Its arrival at the front in mid 1915 marked the start of a period known as the “Fokker Scourge” during which the E.I and its successors achieved a measure of air superiority over the Western Front.
54 aircraft were built.
The E.I was essentially an armed version of the Fokker M.5K single-seat reconnaissance aircraft (military designation A.III), which was in turn very closely based on the design of the 1913 French Morane-Saulnier Type H.
Like the Morane, the Fokker was an externally braced mid-winged monoplane with a vertically tapered box section fuselage, with fully movable horizontal and vertical stabilizing surfaces, also known as “flying” surfaces, giving the pilot the usual tail control functions; roll control was achieved through controlled wing warping, as was conventional in contemporary monoplanes.
Wing warping was achieved through external cables attached to the wing’s rear spar and running through a king post located in the front of the cockpit.
The fuselage structure was fabric covered welded chromium-molybdenum steel tubing, the biggest difference between the Fokker and the Morane, which had an entirely wooden framework.
Welded “cromoly” steel tube provided the basis for the structure of all Fokker fuselages for many years.
This unremarkable and derivative design was, however, transformed into a formidable fighter when it was fitted with the newly developed synchronizer gear, the Fokker Stangensteuerung system, firing a single 7.92 mm (.312 in) Parabellum LMG 14 or Spandau lMG 08 machine gun through the spinning propeller.
Indeed, the five production prototype airframes for the E.I design had been ordered and were under construction as A.IIIs but were completed as M.5K/MG aircraft, retaining the earlier “shoulder-wing” placement of the A.III type.
Subsequent production E.Is had their wings lowered slightly as Lieutenant Otto Parschau’s E.1/15 had later in its career during 1915 – from the M.5’s shoulder configuration, which improved pilot visibility.
(These were designated by Fokker as the M.14, which was also used for the following two Eindecker variants.)

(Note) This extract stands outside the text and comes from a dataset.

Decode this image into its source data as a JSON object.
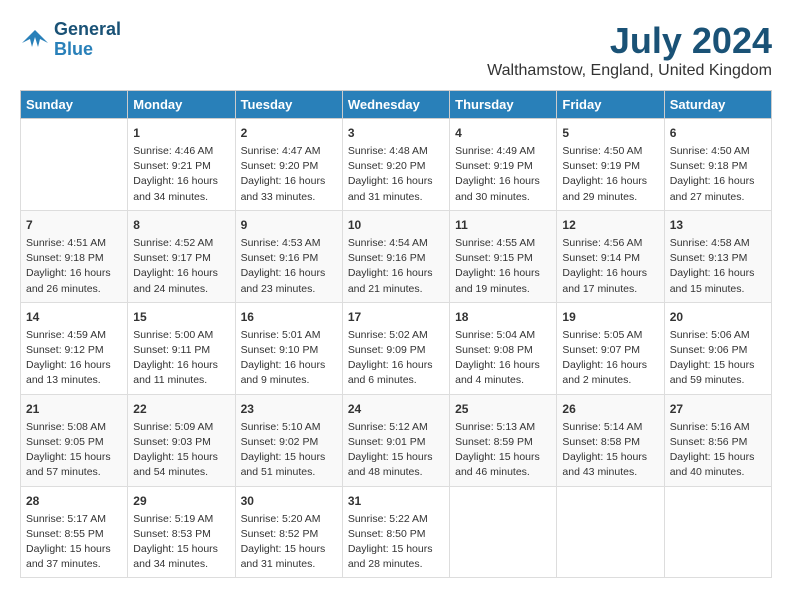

All Fokker E.I aircraft had a 68.5 L (18.1 US gal) capacity, single gravity fuel tank, located forward of the cockpit, with a fuel gauge protruding from the sheet metal upper nose panelling, usually offset slightly to port.